33. Constants • It is an entity whose value does not changes during the execution. • Eg: x=3 • Here 3 is a constant.

34. Types • Numeric constants • Character constant

35. Constants Constants Numeric Constants Character Constants Integer Constant Real Constant Single Character Constant String Constant

36. Numeric constants Integer constants • It is formed using a sequence of digits. Decimal - 0 to 9 . Octal - 0 to 7. Hexa - 0 to 9 ,A to F Eg: 10,75 etc.

37. Rules for defining Integer Constant • It must have at least one digit. • Decimal point are not allowed. • No blank space or commas are allowed. • It can be either positive or negative.
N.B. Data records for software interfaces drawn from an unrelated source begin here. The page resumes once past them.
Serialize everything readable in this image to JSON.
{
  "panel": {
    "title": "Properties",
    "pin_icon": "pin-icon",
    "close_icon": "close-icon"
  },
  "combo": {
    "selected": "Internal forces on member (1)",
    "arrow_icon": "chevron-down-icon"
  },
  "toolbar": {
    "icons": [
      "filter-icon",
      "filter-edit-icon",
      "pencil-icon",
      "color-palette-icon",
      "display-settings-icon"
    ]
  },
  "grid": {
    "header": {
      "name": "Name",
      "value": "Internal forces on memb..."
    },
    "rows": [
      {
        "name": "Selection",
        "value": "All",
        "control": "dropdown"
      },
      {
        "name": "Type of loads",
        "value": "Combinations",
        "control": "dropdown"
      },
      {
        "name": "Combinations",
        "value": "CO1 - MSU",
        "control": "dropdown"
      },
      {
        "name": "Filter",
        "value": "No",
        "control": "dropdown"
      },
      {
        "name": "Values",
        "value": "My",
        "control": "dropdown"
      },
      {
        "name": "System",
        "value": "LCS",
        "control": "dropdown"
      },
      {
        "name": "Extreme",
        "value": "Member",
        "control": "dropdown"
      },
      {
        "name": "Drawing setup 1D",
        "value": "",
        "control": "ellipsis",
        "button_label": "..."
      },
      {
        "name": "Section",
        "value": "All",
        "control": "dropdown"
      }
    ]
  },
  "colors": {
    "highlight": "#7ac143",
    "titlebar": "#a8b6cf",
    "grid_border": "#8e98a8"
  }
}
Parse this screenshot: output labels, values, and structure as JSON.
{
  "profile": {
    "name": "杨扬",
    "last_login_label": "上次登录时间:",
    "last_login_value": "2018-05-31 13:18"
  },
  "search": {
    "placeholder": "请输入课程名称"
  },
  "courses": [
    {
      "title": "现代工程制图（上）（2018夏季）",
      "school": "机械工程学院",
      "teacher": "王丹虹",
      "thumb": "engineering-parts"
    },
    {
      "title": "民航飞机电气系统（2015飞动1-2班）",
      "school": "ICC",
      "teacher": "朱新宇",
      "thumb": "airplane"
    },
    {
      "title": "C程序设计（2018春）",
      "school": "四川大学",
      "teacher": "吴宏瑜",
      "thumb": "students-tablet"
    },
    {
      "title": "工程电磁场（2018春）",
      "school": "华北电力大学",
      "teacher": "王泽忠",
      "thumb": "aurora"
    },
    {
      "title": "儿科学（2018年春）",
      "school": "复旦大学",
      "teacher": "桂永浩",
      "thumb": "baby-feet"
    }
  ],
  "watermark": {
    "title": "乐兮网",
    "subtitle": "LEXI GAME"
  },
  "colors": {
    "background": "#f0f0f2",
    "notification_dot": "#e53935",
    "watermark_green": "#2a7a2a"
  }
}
Etc,.

38. Numeric constants Real constants • It is formed using a sequence of digits but it contain decimal point. • length, height, price distance measured in real number Eg: 2.5, 5.11, etc.

39. Character constants Single character constant • A character constant is a single character they also represented with single digit or a single special symbol which is enclosed in single quotes. • Eg: ‘a’, ‘8’,’_’etc.

40. Character constants String constants • String constant are sequence of characters enclosed with in double quote. • Eg: “Hello” ,”444”,”a” etc,.

41. Operators • An operator is a symbol that specifies an operation to be performed on the operands. • Eg: a + b + is an operator. a,b are operands.

42. Data Types • A Data type is the type of data that are going to access within the program.

43. StandardData Types • These Standard type can be used to build more complex data types called Derived Types (e.g. pointers, array, union etc.).

44. Data types

45. integer • A number without a fraction part : integral number. • C supports three different sizes of the integer data type : • shortint • int • longint

46. Floating Point • A floating-point type is a number with a fractional part, e.g. 56.78 • Floating point numbers are stored using 4 Byte. • Types • Float • Double • long double

47. CharacterASCII code value a 97(decimal) or 01100001(binary) x 120(decimal) or 01111000(binary) character • Character are generally stored using 8 bits(1 Byte) of the internal storage.

48. void • The void type has no values and no operations. • Both the set of values and the set of operations are empty.

49. Variable’s Declaration • To create a variable, you must specify the type and then its identifier : float price; inta,b; • char code;

50. Entire Data types in c: